(Data about app and page elements)
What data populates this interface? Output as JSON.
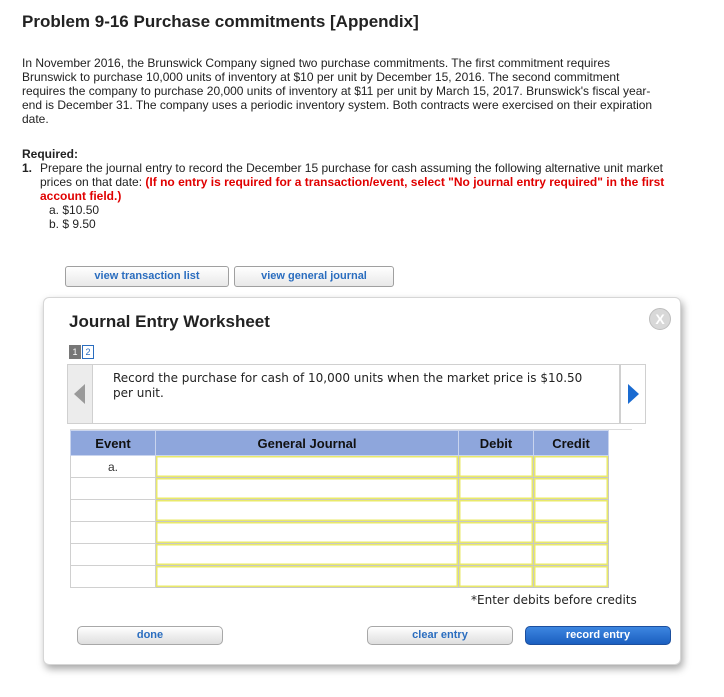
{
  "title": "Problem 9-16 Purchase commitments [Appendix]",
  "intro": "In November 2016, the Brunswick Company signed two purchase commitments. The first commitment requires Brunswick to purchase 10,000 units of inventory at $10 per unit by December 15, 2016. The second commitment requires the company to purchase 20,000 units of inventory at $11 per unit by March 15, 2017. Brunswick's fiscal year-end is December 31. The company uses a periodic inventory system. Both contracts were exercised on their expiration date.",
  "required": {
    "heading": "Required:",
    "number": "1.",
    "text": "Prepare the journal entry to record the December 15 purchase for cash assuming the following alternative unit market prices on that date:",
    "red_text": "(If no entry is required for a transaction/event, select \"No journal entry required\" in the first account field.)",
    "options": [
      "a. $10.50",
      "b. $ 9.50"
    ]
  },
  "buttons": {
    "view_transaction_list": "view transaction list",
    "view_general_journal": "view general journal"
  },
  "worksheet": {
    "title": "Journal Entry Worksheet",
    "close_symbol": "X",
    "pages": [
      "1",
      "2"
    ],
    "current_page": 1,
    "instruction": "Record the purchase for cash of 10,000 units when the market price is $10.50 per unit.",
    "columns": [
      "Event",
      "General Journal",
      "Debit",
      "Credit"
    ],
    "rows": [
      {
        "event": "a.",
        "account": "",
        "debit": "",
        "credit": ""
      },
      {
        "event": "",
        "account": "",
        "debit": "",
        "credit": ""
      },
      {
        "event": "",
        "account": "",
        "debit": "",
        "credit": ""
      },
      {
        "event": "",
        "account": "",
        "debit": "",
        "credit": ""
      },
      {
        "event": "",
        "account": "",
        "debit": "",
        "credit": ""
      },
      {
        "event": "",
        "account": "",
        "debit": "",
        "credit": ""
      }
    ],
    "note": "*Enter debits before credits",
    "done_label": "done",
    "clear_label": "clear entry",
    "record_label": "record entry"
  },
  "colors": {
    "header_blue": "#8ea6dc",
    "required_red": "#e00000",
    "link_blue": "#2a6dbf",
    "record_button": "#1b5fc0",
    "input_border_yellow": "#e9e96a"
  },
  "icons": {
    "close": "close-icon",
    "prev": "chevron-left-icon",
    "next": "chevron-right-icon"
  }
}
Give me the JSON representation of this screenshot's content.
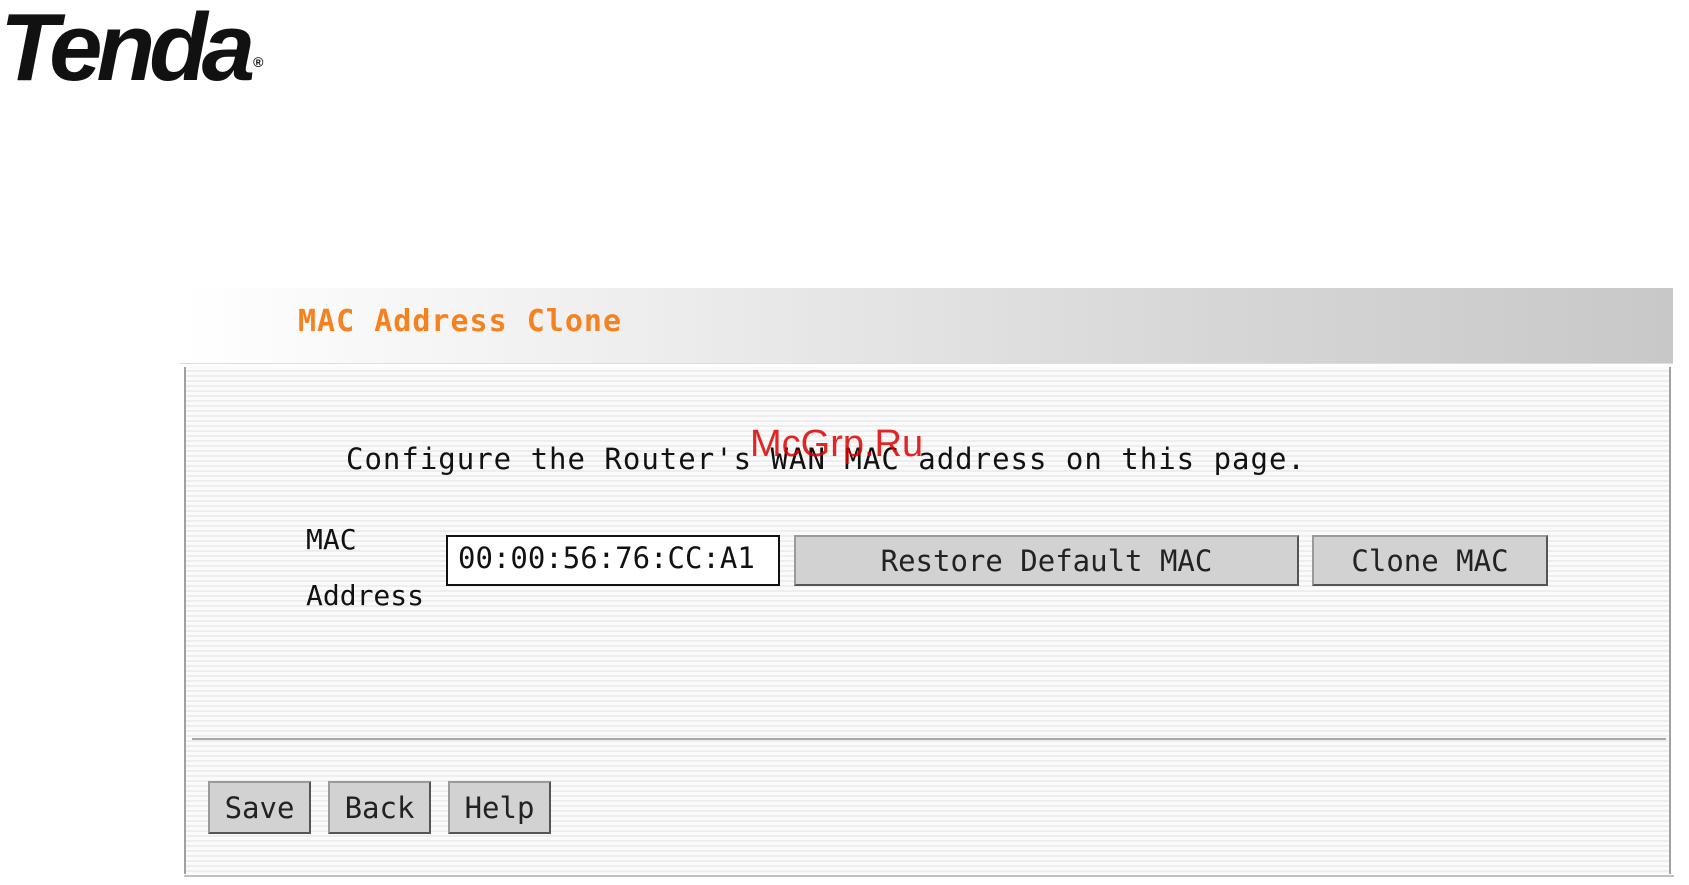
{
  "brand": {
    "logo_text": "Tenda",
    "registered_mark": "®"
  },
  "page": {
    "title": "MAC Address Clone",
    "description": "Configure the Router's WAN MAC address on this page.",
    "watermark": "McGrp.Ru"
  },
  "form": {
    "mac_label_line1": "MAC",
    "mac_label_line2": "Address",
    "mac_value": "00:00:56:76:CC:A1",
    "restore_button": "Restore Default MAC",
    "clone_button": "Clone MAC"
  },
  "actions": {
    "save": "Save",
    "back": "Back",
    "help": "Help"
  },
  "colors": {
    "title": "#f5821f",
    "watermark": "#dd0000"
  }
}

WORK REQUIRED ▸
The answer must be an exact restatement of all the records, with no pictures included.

PROBLEM SOLUTION ▸
What data populates this interface? Output as JSON.
{
  "title": "Problem 9-16 Purchase commitments [Appendix]",
  "intro": "In November 2016, the Brunswick Company signed two purchase commitments. The first commitment requires Brunswick to purchase 10,000 units of inventory at $10 per unit by December 15, 2016. The second commitment requires the company to purchase 20,000 units of inventory at $11 per unit by March 15, 2017. Brunswick's fiscal year-end is December 31. The company uses a periodic inventory system. Both contracts were exercised on their expiration date.",
  "required": {
    "heading": "Required:",
    "number": "1.",
    "text": "Prepare the journal entry to record the December 15 purchase for cash assuming the following alternative unit market prices on that date:",
    "red_text": "(If no entry is required for a transaction/event, select \"No journal entry required\" in the first account field.)",
    "options": [
      "a. $10.50",
      "b. $ 9.50"
    ]
  },
  "buttons": {
    "view_transaction_list": "view transaction list",
    "view_general_journal": "view general journal"
  },
  "worksheet": {
    "title": "Journal Entry Worksheet",
    "close_symbol": "X",
    "pages": [
      "1",
      "2"
    ],
    "current_page": 1,
    "instruction": "Record the purchase for cash of 10,000 units when the market price is $10.50 per unit.",
    "columns": [
      "Event",
      "General Journal",
      "Debit",
      "Credit"
    ],
    "rows": [
      {
        "event": "a.",
        "account": "",
        "debit": "",
        "credit": ""
      },
      {
        "event": "",
        "account": "",
        "debit": "",
        "credit": ""
      },
      {
        "event": "",
        "account": "",
        "debit": "",
        "credit": ""
      },
      {
        "event": "",
        "account": "",
        "debit": "",
        "credit": ""
      },
      {
        "event": "",
        "account": "",
        "debit": "",
        "credit": ""
      },
      {
        "event": "",
        "account": "",
        "debit": "",
        "credit": ""
      }
    ],
    "note": "*Enter debits before credits",
    "done_label": "done",
    "clear_label": "clear entry",
    "record_label": "record entry"
  },
  "colors": {
    "header_blue": "#8ea6dc",
    "required_red": "#e00000",
    "link_blue": "#2a6dbf",
    "record_button": "#1b5fc0",
    "input_border_yellow": "#e9e96a"
  },
  "icons": {
    "close": "close-icon",
    "prev": "chevron-left-icon",
    "next": "chevron-right-icon"
  }
}
Give me the JSON representation of this screenshot's content.
{
  "brand": {
    "logo_text": "Tenda",
    "registered_mark": "®"
  },
  "page": {
    "title": "MAC Address Clone",
    "description": "Configure the Router's WAN MAC address on this page.",
    "watermark": "McGrp.Ru"
  },
  "form": {
    "mac_label_line1": "MAC",
    "mac_label_line2": "Address",
    "mac_value": "00:00:56:76:CC:A1",
    "restore_button": "Restore Default MAC",
    "clone_button": "Clone MAC"
  },
  "actions": {
    "save": "Save",
    "back": "Back",
    "help": "Help"
  },
  "colors": {
    "title": "#f5821f",
    "watermark": "#dd0000"
  }
}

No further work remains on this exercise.